While this work was in preparation, ECT-deficient mice were described (28). Like FAS and CEPT1 deficiency with low-fat feeding, these animals have no insulin sensitivity phenotype on a chow diet. Unlike the FAS and CEPT1 models, these mice have a mitochondrial phenotype, perhaps due to forced reliance on the activity of phosphatidylserine decarboxylase to generate the PE detected in these animals. Other features complicate comparisons between the different models. The ECT-deficient mouse was generated using the muscle creatine kinase Cre, expressed in adult heart (48), suggesting that altered myocardial function could impact skeletal muscle metabolism through altered perfusion. FAS- and CEPT1-deficient mice were generated using HSA-Cre, which is not expressed in adult heart (5). Lipid channeling involving FAS and CEPT1 is likely because FAS is substantially associated with SR in muscle (5) and CEPT1 is predominantly an SR/ER enzyme. ECT, unlike the choline-specific enzyme directly upstream of CEPT1 in the Kennedy pathway, appears to be predominantly cytosolic (49), suggesting that only a subfraction of this enzyme at the SR would be required for directed lipid synthesis.

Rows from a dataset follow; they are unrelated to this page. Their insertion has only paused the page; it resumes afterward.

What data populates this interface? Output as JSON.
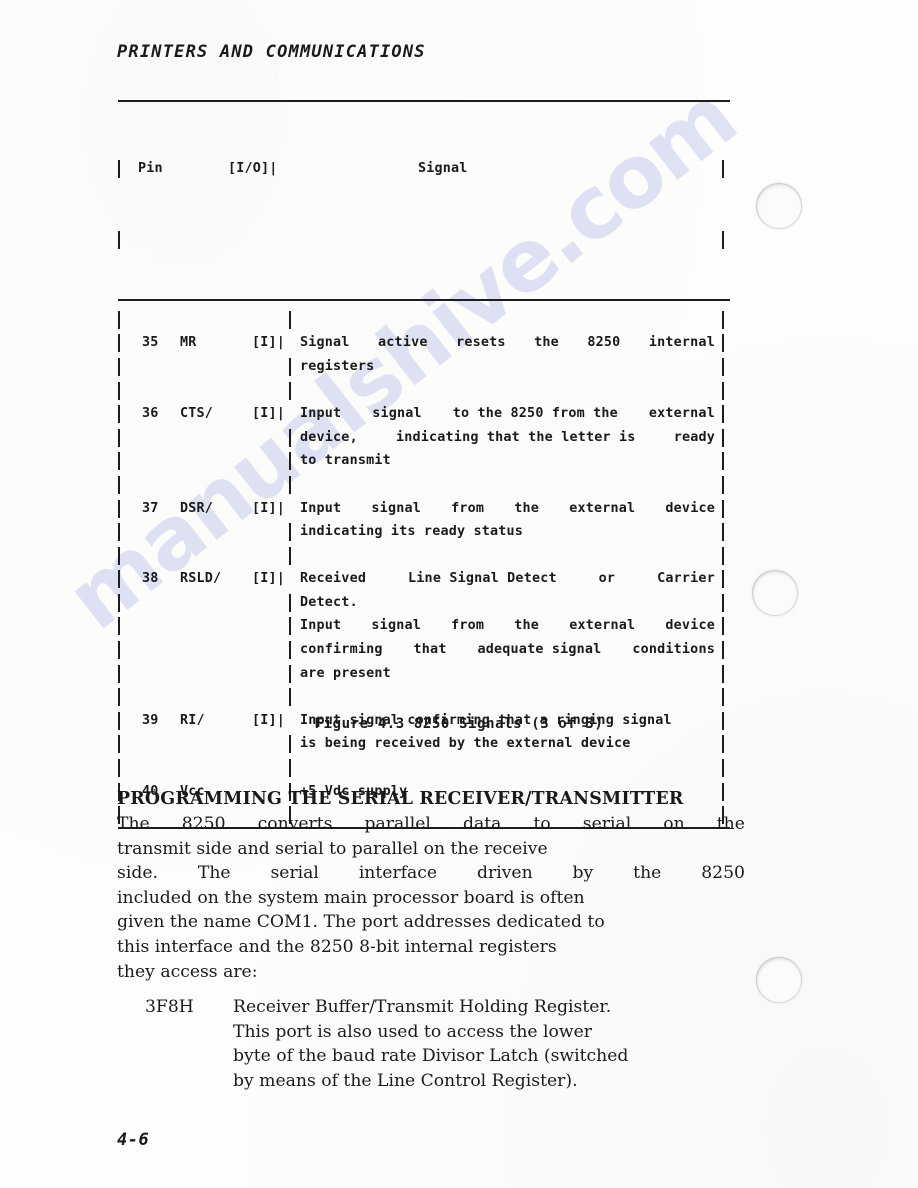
{
  "running_head": "PRINTERS AND COMMUNICATIONS",
  "folio": "4-6",
  "watermark": "manualshive.com",
  "figure": {
    "caption": "Figure 4.3  8250 Signals (3 of 3)",
    "headers": {
      "pin": "Pin",
      "io": "[I/O]|",
      "signal": "Signal"
    },
    "rows": [
      {
        "pin": "35",
        "name": "MR",
        "io": "[I]|",
        "lines": [
          {
            "words": [
              "Signal",
              "active",
              "resets",
              "the",
              "8250",
              "internal"
            ],
            "justify": true
          },
          {
            "words": [
              "registers"
            ],
            "justify": false
          }
        ]
      },
      {
        "pin": "36",
        "name": "CTS/",
        "io": "[I]|",
        "lines": [
          {
            "words": [
              "Input",
              "signal",
              "to the 8250 from the",
              "external"
            ],
            "justify": true
          },
          {
            "words": [
              "device,",
              "indicating that the letter is",
              "ready"
            ],
            "justify": true
          },
          {
            "words": [
              "to transmit"
            ],
            "justify": false
          }
        ]
      },
      {
        "pin": "37",
        "name": "DSR/",
        "io": "[I]|",
        "lines": [
          {
            "words": [
              "Input",
              "signal",
              "from",
              "the",
              "external",
              "device"
            ],
            "justify": true
          },
          {
            "words": [
              "indicating its ready status"
            ],
            "justify": false
          }
        ]
      },
      {
        "pin": "38",
        "name": "RSLD/",
        "io": "[I]|",
        "lines": [
          {
            "words": [
              "Received",
              "Line Signal Detect",
              "or",
              "Carrier"
            ],
            "justify": true
          },
          {
            "words": [
              "Detect."
            ],
            "justify": false
          },
          {
            "words": [
              "Input",
              "signal",
              "from",
              "the",
              "external",
              "device"
            ],
            "justify": true
          },
          {
            "words": [
              "confirming",
              "that",
              "adequate signal",
              "conditions"
            ],
            "justify": true
          },
          {
            "words": [
              "are present"
            ],
            "justify": false
          }
        ]
      },
      {
        "pin": "39",
        "name": "RI/",
        "io": "[I]|",
        "lines": [
          {
            "words": [
              "Input signal confirming that a ringing signal"
            ],
            "justify": false
          },
          {
            "words": [
              "is being received by the external device"
            ],
            "justify": false
          }
        ]
      },
      {
        "pin": "40",
        "name": "Vcc",
        "io": "",
        "lines": [
          {
            "words": [
              "+5 Vdc supply"
            ],
            "justify": false
          }
        ]
      }
    ]
  },
  "section": {
    "heading": "PROGRAMMING THE SERIAL RECEIVER/TRANSMITTER",
    "paragraph_lines": [
      {
        "words": [
          "The",
          "8250",
          "converts",
          "parallel",
          "data",
          "to",
          "serial",
          "on",
          "the"
        ],
        "justify": true
      },
      {
        "words": [
          "transmit side and serial to parallel on the receive"
        ],
        "justify": false
      },
      {
        "words": [
          "side.",
          "The",
          "serial",
          "interface",
          "driven",
          "by",
          "the",
          "8250"
        ],
        "justify": true
      },
      {
        "words": [
          "included on the system main processor board is often"
        ],
        "justify": false
      },
      {
        "words": [
          "given the name COM1. The port addresses dedicated to"
        ],
        "justify": false
      },
      {
        "words": [
          "this interface and the 8250 8-bit internal registers"
        ],
        "justify": false
      },
      {
        "words": [
          "they access are:"
        ],
        "justify": false
      }
    ]
  },
  "register_entry": {
    "address": "3F8H",
    "lines": [
      "Receiver Buffer/Transmit Holding Register.",
      "This port is also used to access the lower",
      "byte of the baud rate Divisor Latch (switched",
      "by means of the Line Control Register)."
    ]
  }
}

In summary, the loss of muscle CEPT1 in mice increases insulin sensitivity but impairs muscle strength in the setting of an HFD. In obese humans, weight loss decreases CEPT1 protein, and these changes are correlated with insulin sensitivity but not fat mass. In a separate group of humans, skeletal muscle CEPT1 mRNA was inversely associated with insulin sensitivity. The phenotypes of skeletal muscle–specific CEPT1 deficiency and skeletal muscle–specific FAS deficiency appear to be the same, suggesting that these lipogenic proteins participate in the channeling of lipids to PE pools at the SR. The coordinate induction of FAS and CEPT1 in muscle in the setting of insulin resistance may be required to maintain muscle functional integrity. Identifying specific PE species linked to muscle function in humans could lead to novel therapies for sustaining muscle contraction in the obese, a strategy that could promote health.
Funding. This work was funded by National Institute of Diabetes and Digestive and Kidney Diseases, National Institutes of Health, grants DK-101392, DK-076729, DK-020579, DK-056341, DK-094874, DK-095505, and DK-095774 (the last two to K.F.).
Duality of Interest. No potential conflicts of interest relevant to this article were reported.
Author Contributions. K.F. designed experiments, contributed to all data unless otherwise noted, and wrote the manuscript. I.J.L. conceived the experiment and generated floxed CEPT1 mice. L.D.S. assayed DAG and ATP in muscle, processed samples for electron microscopy, and performed hyperinsulinemic-euglycemic clamp studies. L.Y. performed hyperinsulinemic-euglycemic clamp studies. H.S. conducted phospholipidomic analyses. S.K. contributed to study design, generated data involving humans, and revised the manuscript. C.F.S. designed experiments and wrote the manuscript. K.F. is the guarantor of this work and, as such, had full access to all the data in the study and takes responsibility for the integrity of the data and the accuracy of the data analysis.
Prior Presentation. Parts of this study were presented in abstract form at the 74th Scientific Sessions of the American Diabetes Association, San Francisco, CA, 13–17 June 2014.